With the advent of technology in 21st century, our world has become a global village, the canvas of journalism has expanded a lot during these years, but so has its challenges.
According to the UN’s Plan of Action on Safety of Journalists and the Issue of Impunity, globally every five days, a journalist is killed on field, while bringing information to the public. Working in natural disaster prone areas, war zones, and many other non-conflict situations created by organized crime groups, militia, security personnel and even police at times, make local journalists vulnerable. Journalists in Asia-Pacific experiencing natural disasters or conflict zones should be equipped with the necessary knowledge and skills for their own protection.
The aim of this workshop is to train participants from broadcasting organisations, especially working in such hostile situations, on the necessary skills for preparedness, and how to overcome hostile situations while reporting for their organisations.
At the end of the workshop the participants will be able to:
- Learn journalistic safety and risks for on-field reporters
- Develop necessary steps of preparedness for personal safety during hostile situations (i.e. man- made or natural disasters)
- Learn how to assess the risk, responding to it and securing information
- Be aware of the impact of trauma on journalists and newsrooms Understand the issues related to human rights, humanitarian laws and confrontation.
Round-Table Discussion on Revitalizing Investigative Journalism: Going Beyond the Headlines happening

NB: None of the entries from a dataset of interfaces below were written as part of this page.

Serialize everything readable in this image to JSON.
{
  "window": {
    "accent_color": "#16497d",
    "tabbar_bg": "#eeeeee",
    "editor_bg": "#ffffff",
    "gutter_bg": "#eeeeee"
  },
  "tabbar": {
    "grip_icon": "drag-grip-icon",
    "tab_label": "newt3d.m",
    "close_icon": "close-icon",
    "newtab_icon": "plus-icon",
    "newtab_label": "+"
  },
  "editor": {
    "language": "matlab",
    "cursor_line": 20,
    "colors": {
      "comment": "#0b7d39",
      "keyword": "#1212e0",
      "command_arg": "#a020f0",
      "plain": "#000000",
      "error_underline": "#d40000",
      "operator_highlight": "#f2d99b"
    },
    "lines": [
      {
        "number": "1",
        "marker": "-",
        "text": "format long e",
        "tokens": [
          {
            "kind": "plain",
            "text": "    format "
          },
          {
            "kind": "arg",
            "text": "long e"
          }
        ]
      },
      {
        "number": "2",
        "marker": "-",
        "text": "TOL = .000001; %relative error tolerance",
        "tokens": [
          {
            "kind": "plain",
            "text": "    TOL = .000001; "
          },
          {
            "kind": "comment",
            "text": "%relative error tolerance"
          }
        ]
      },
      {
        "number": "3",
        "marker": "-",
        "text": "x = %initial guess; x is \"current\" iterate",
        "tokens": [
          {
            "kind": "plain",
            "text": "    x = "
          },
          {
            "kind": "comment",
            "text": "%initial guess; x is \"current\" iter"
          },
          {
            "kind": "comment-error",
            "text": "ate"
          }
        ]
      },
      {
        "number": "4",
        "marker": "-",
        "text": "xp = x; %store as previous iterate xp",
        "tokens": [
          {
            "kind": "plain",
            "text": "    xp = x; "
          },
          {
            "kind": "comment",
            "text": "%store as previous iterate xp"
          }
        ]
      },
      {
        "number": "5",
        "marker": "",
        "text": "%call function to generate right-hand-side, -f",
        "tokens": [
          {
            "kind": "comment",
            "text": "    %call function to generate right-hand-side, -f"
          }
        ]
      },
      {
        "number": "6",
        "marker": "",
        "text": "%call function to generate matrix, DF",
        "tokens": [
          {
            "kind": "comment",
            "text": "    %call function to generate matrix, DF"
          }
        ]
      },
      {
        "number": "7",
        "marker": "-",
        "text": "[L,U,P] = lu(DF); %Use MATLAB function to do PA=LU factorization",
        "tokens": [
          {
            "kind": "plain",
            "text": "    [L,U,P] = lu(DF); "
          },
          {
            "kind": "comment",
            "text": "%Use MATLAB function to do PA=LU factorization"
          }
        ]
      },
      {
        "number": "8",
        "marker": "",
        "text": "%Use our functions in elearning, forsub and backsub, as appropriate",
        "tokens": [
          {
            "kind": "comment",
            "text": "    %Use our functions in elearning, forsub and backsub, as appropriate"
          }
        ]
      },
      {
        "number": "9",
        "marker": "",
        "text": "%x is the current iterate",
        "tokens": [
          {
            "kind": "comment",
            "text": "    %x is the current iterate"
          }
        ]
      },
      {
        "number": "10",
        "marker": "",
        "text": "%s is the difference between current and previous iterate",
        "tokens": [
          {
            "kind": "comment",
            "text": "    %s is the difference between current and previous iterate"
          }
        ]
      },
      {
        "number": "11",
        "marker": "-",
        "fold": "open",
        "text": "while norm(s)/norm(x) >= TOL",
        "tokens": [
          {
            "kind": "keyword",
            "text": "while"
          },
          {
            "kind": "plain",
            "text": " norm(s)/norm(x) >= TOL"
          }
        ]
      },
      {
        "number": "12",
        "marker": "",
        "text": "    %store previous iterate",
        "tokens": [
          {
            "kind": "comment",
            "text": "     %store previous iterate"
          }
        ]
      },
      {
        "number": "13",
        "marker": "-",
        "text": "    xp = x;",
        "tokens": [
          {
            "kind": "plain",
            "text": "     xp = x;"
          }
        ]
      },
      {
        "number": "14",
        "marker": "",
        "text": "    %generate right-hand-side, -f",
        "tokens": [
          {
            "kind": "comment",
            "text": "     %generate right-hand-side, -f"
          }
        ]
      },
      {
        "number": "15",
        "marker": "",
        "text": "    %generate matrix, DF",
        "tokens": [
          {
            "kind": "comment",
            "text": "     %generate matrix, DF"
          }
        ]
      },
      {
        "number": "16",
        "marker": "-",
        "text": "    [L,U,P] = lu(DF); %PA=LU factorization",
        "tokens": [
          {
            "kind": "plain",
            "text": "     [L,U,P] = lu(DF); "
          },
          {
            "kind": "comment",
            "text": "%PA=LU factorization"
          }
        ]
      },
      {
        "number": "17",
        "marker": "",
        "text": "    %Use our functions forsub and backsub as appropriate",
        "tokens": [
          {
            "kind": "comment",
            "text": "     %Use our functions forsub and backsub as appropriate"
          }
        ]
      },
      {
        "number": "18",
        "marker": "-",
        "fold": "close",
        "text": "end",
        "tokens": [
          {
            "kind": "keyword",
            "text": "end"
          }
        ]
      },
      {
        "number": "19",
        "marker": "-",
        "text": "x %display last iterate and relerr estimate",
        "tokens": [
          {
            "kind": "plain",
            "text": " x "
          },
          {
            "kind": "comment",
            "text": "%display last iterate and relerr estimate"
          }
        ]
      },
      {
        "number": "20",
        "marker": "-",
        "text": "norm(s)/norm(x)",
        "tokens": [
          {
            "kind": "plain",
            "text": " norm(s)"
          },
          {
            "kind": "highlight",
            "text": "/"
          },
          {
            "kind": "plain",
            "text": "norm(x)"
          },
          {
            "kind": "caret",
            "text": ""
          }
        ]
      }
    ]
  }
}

Day 2 of AIBD/UNESCO-IPDC In-Country Seminar on Investigative Journalism: Going
Day 1 AIBD/UNESCO-IPDC Seminar on Investigative Journalism: Going Beyond Headlines Tuesday,